Examine the entries and show every line in which the word "icon" is found.

———

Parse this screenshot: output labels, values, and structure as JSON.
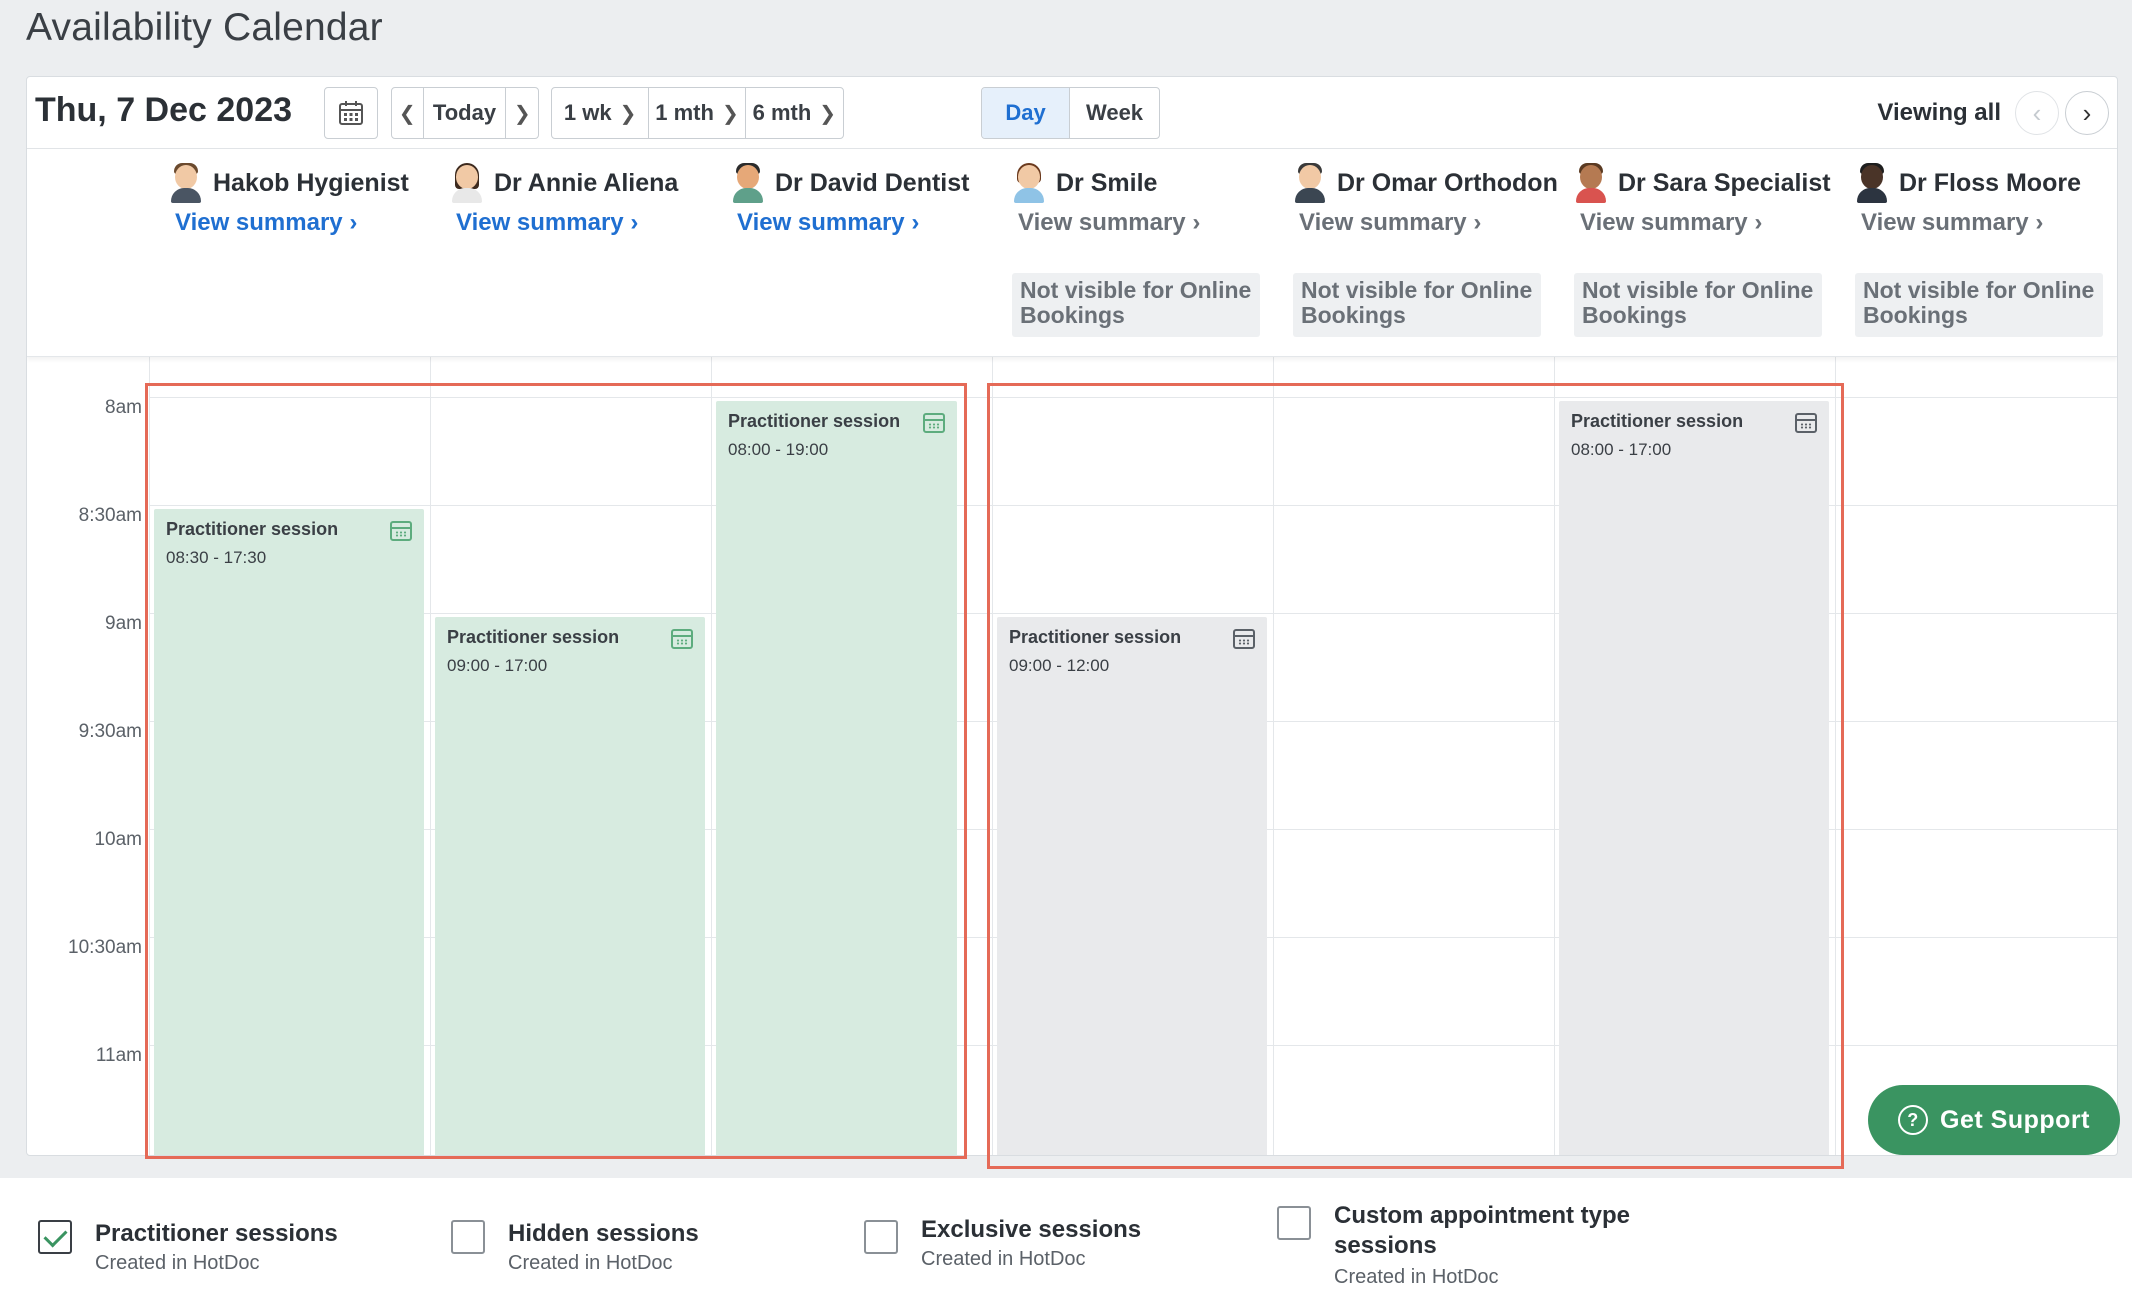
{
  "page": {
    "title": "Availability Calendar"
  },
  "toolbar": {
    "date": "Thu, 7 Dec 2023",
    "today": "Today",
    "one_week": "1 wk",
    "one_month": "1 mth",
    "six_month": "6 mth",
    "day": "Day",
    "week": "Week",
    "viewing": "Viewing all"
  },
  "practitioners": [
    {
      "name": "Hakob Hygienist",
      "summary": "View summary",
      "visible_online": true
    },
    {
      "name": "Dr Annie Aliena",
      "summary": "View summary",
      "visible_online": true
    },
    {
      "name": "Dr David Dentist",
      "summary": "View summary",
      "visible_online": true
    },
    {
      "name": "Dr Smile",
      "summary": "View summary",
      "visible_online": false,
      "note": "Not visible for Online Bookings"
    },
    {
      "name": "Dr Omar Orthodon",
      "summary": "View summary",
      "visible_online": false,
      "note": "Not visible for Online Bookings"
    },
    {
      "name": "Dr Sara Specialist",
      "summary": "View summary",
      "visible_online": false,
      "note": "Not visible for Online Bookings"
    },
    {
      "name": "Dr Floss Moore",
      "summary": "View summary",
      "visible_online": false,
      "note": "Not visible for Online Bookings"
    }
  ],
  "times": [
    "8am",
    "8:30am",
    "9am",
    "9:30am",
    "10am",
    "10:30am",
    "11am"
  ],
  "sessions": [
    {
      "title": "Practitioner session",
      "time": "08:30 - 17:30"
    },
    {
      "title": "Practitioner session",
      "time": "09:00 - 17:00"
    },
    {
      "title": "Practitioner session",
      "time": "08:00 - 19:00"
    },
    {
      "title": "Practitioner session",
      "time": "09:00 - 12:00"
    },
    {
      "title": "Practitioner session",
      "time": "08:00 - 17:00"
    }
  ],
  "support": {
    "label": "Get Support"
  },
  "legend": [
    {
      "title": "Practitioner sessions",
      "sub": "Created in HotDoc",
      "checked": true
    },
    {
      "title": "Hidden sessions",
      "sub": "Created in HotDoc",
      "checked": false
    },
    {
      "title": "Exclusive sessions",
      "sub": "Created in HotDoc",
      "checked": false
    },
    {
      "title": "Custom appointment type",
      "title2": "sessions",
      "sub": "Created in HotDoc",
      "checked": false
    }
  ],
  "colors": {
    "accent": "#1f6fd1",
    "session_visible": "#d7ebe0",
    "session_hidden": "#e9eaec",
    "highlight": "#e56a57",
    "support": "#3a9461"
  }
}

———

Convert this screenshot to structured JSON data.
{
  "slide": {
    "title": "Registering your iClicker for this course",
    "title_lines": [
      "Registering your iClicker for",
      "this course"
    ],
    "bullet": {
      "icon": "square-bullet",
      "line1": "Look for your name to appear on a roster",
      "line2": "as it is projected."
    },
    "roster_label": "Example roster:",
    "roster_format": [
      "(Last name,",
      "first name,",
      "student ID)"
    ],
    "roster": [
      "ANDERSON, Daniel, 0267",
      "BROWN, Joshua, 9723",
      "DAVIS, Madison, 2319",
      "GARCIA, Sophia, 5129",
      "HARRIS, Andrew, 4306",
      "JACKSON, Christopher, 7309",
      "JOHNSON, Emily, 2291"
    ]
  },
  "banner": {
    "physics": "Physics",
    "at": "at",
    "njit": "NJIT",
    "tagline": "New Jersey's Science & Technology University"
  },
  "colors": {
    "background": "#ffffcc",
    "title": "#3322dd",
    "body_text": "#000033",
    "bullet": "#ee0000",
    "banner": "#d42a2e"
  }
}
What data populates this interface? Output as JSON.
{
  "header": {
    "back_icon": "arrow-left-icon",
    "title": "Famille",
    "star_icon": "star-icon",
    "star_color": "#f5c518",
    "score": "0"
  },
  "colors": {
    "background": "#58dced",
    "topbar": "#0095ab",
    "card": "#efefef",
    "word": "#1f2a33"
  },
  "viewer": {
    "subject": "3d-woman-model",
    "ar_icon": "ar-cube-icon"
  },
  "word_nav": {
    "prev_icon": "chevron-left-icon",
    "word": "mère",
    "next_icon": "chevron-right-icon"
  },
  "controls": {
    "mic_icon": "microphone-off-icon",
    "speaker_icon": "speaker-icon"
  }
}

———

RESPONSE FOR THIS EXERCISE.
      "icon": "square-bullet",
    "back_icon": "arrow-left-icon",
    "star_icon": "star-icon",
    "ar_icon": "ar-cube-icon"
    "prev_icon": "chevron-left-icon",
    "next_icon": "chevron-right-icon"
    "mic_icon": "microphone-off-icon",
    "speaker_icon": "speaker-icon"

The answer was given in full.